This caused worldwide dispute over whether they were given a fair trial, or if it was just based on them being Italian and “anarchists”. The Scopes Trial reflected American fear of new ideas that looked like it challenged traditional religious values and the Biblical origin of man. The Teapot Dome Scandal reflected America’s want of wealth and their materialistic ways, which made people want material possessions at any price. The Flappers reflected America’s changing values of enjoyment, immorality, and worldliness.
6. How did the automobile and other new products create a mass-consumption economy in the 1920s? When the United States made the model T Ford, this was the first time the US found a way to mass produce a one color one size fits all reliable and at the time fashionable Model T. Thomas Edison also invented a major thing that many people just had to get to go into the next millennium, which was the light bulb.
This new era destroyed the old way of light, which was the candle, and replaced it with an electricity consuming item that was really useful. Also, there was George Washington Carver, who was a Botanist and a Chemist. He established an official industrial research center in both Alabama and Iowa. Carver was able to make legumes into useful ingredients in medicines and materials for consumer use, like the peanut.

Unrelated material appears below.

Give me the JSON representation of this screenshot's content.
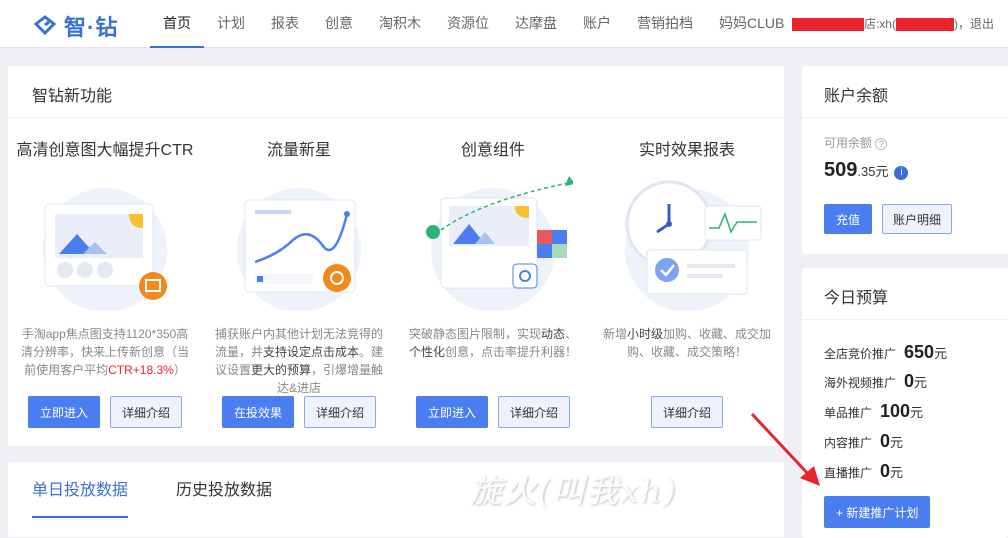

7. How did the new films, literature, and music of 20’s affect American values in areas of religion, sexuality, and family life? Were African American cultural developments fundamentally different, or were they part of the same cultural movement? The 1920s has been known for a long time as the “Roaring Twenties”. This was an era of first-time prosperity that was best remembered through the cultural artifacts made by its new mass-consumption economy. The new media erased the old values and helped to bring in a new set of values. You could argue that the movies and music, which was mostly jazz, encouraged people to take on more self-indulgent values.
8. In what ways were the twenties a social and cultural reaction against the progressive idealism that held sway before and during WWI? The 1920s were a time when people stopped being idealistic and started to just be interested in fun and getting ahead in money. Before WWI, there was a Progressive movement that was very idealistic. The Progressives were trying to change the world and “progress”, but after WWI, this idealism seemed to be gone, probably because the war was so bad.
People probably no longer thought they would be able to change the world and just wanted to turn their attention to having fun. Because of this change, the ’20s were a time of fun and materialism. People were getting rich because of the stock market boom. Many were enjoying themselves with the new movies, abundant amount of cars, and the exciting new music, like Jazz. They were coming to have different values which emphasized having fun.